27. Environment Agency, “Bathing Water Quality,” State of the Environment, 1999; and Jenny Evans, “Bathing waters are cleanest ever,” Environment Agency News Release, November 11, 2002.
29. Karen Bakker, Good Governance in Restructuring Water Supply: A Handbook, Commissioned by the Federation of Canadian Municipalities and the Program on Water Issues at the University of Toronto’s Munk Centre for International Studies, July 2003, p. 18.
30. David Kinnersley, Coming Clean: The Politics of Water and the Environment (London: Penguin Books, 1994), p. 204.
31. Susanne Baker, “Company Directors Must Show Zero Tolerance of Pollution: The Water Industry,” Environment Agency News Release, September 27, 2001.
32. Edie, “Hall of Shame Flushes Out Water Polluters,” Edie Weekly Summaries, March 26, 1999.
33. Environment Agency, Spotlight on Business Environmental Performance: 2002, July 2003, p. 27.
34. Environment Agency, A Good Deal for Water, September 2003.
35. Water UK, Waterfacts ’98, p. 46.
36. Ofwat, Water and Regulation: Facts and Figures, May 2003.
37. Richard Kingston (University of Leeds), citing National Consumer Council, Credit and Debt: The Consumer Interest (London: HMSO, 1990).
38. Ofwat, “Water disconnections fall for the seventh year running,” Press Release, June 17, 1999.
39. Department of the Environment, Transport and the Regions, Water Industry Act 1999: Delivering the Government’s Objectives, p. 4.
40. British Medical Association, Board of Science and Education, Water: A Vital Resource, 1994, p. 13, citing Department of Health, On the State of the Public Health 1992 (London: HMSO, 1992).
41. British Medical Association, Board of Science and Education, Water: A Vital Resource, 1994, p. 39.
42. Alex Meredith (Ofwat), Fax to Elizabeth Brubaker, March 5, 1999.
43. Hannah Lewis (Department of Health), E-mail to Kevin Lacey (Environment Probe), February 24, 2000.
44. Alan Booker, Deputy Director General of Ofwat, “British privatization: balancing needs,” AWWA Journal, March 1994, pp. 61-2.
45. Ofwat, Guaranteed Standards Scheme, Information Note No. 4, May 1991, revised September 2001.
When 6,000 homes in southeast London were without water for five days in September 2003, Thames Water faced compensation payments of more than £300,000. “A dry week for some 6,000 Londoners,” Edie Weekly Summaries, September 19, 2003.
46. Ofwat, Water and Regulation: Facts and Figures, May 2003.
47. Figures for 2002-03 from Ofwat, Levels of Service for the Water Industry in England & Wales, 2002-2003 Report, September 2003, p. 5. Figures for 1990-91 from Ofwat, Levels of Service for the Water Industry in England & Wales, 1999-2000 Report, July 2000, p. 6.

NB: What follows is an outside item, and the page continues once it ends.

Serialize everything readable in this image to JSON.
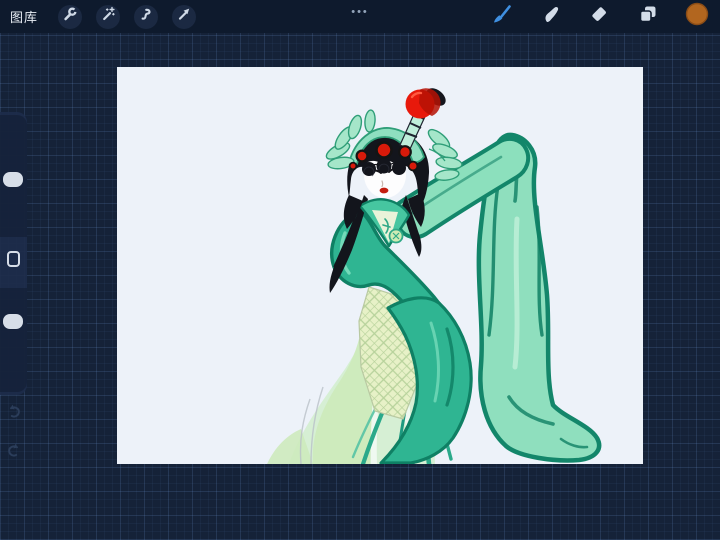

48. “Water Industry: Frozen Taps,” The Economist, May 31, 2003, p. 56.
49. John Peet, “Private Passions,” The Economist, July 19, 2003, p. 6.
50. Heather Timmons, “A Shuffle in the British Water Industry,” New York Times, May 8, 2003.
51. Canadian Water and Wastewater Association, Municipal Water and Wastewater Infrastructure: Estimated Investment Needs 1997 to 2012, April 1998, p. 27.